Like many sliding uncontrollably down the barrel of 2020, I’ve found it genuinely hard to stay creative.
I make lists of things to practice on guitar, buy myself music books, listen to inspiring records, and then collapse into Netflix under the weight of it all. Before Moog’s latest modular synth showed up on my doorstep, I was beginning to think I didn’t like making my own music anymore.
With its 33 knobs, 21 buttons, and two metal switches, Moog Music’s Subharmonicon—a “semi-modular analog polyrhythmic synthesizer”—is a pandora’s box of sound that’s helped restore my musical energy. In the month or so I’ve had it around my studio, it’s the best way I’ve found to break out of sad folk songs.
It might look like (and cost as much as) a serious tool for nerdy enthusiasts, but like all of Moog’s best creations, the Subharmonicon could just as easily be labeled a toy. A single turn of a knob can lead to new sounds that excite the mind, even in the midst of pandemic-driven writers’ block. If you’re a musical person that’s flailing in the current darkness, it offers focus, unique rhythms, and the kind of stress release that only comes from playing a screeching analog synth.
The Subharmonicon is part of Moog Music’s Mother line of semi-modular synths. The family includes the Mother 32, the Drummer From Another Mother, the Grandmother, and the Matriarch. But this Mother entry didn’t get a Mom-themed name because it’s a mashup of two legendary synthesizers.
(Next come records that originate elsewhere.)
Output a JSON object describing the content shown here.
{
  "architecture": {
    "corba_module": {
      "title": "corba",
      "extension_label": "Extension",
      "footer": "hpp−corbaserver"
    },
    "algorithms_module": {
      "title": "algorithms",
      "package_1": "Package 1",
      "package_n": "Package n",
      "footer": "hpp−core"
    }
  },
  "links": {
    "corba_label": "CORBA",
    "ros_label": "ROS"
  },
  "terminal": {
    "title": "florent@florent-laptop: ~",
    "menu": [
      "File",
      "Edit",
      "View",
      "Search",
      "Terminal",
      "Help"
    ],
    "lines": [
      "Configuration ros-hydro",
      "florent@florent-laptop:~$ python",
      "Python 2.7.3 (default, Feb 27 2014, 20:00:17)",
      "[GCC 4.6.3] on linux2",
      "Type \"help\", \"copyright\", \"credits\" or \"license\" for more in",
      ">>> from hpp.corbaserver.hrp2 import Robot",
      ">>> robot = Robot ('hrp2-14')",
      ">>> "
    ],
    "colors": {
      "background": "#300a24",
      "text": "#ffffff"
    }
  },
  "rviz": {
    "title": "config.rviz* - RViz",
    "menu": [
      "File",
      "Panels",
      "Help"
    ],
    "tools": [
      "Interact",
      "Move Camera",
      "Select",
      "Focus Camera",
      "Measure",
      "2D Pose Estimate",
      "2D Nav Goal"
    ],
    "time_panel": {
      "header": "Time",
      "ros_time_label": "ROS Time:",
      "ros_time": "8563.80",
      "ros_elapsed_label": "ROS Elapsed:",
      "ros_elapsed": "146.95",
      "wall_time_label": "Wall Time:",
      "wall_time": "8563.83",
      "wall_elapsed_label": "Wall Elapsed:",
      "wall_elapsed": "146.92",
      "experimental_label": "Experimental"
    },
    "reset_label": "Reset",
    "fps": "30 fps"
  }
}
The Subharmonicon takes the rhythm-fueled awesomeness of the Rhythmicon, an machine from the 1930s famous for its use dicing up the piano on this Radiohead song, and combines it with the subharmonic richness of the Trautonium, the eerie synth responsible for the evil squawks in Alfred Hitchcock’s The Birds. By mashing up these two approaches to sound manipulation, Moog has created a musical instrument that’s capable of recreating driving, mysterious synth sounds like you’d hear on the Stranger Things soundtrack, or gnarly looping sound effects like you’d hear from Nine Inch Nails—all depending on where the knobs and switches are pointed.